*** Opening of Supplied information ***
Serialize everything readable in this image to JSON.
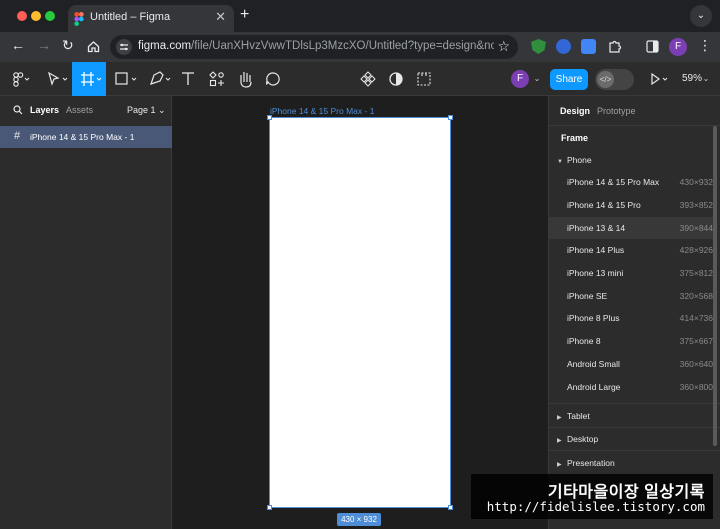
{
  "browser": {
    "tab_title": "Untitled – Figma",
    "tab_close": "✕",
    "new_tab": "+",
    "tab_menu": "⌄",
    "url_host": "figma.com",
    "url_path": "/file/UanXHvzVwwTDlsLp3MzcXO/Untitled?type=design&node...",
    "profile_initial": "F"
  },
  "figma_toolbar": {
    "share_label": "Share",
    "zoom_level": "59%",
    "user_initial": "F"
  },
  "left_panel": {
    "tabs": [
      "Layers",
      "Assets"
    ],
    "page_selector": "Page 1 ⌄",
    "layers": [
      {
        "name": "iPhone 14 & 15 Pro Max - 1"
      }
    ]
  },
  "canvas": {
    "frame_label": "iPhone 14 & 15 Pro Max - 1",
    "frame_size": "430 × 932"
  },
  "right_panel": {
    "tabs": [
      "Design",
      "Prototype"
    ],
    "section_title": "Frame",
    "groups": {
      "phone": "Phone",
      "tablet": "Tablet",
      "desktop": "Desktop",
      "presentation": "Presentation"
    },
    "presets": [
      {
        "name": "iPhone 14 & 15 Pro Max",
        "size": "430×932"
      },
      {
        "name": "iPhone 14 & 15 Pro",
        "size": "393×852"
      },
      {
        "name": "iPhone 13 & 14",
        "size": "390×844"
      },
      {
        "name": "iPhone 14 Plus",
        "size": "428×926"
      },
      {
        "name": "iPhone 13 mini",
        "size": "375×812"
      },
      {
        "name": "iPhone SE",
        "size": "320×568"
      },
      {
        "name": "iPhone 8 Plus",
        "size": "414×736"
      },
      {
        "name": "iPhone 8",
        "size": "375×667"
      },
      {
        "name": "Android Small",
        "size": "360×640"
      },
      {
        "name": "Android Large",
        "size": "360×800"
      }
    ]
  },
  "watermark": {
    "line1": "기타마을이장 일상기록",
    "line2": "http://fidelislee.tistory.com"
  },
  "colors": {
    "accent": "#0d99ff",
    "selection": "#4f8ed6",
    "layer_highlight": "#4a5878"
  }
}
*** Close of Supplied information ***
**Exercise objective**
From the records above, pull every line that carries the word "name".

**The completed task**
        "name": "iPhone 14 & 15 Pro Max - 1"
        "name": "iPhone 14 & 15 Pro Max",
        "name": "iPhone 14 & 15 Pro",
        "name": "iPhone 13 & 14",
        "name": "iPhone 14 Plus",
        "name": "iPhone 13 mini",
        "name": "iPhone SE",
        "name": "iPhone 8 Plus",
        "name": "iPhone 8",
        "name": "Android Small",
        "name": "Android Large",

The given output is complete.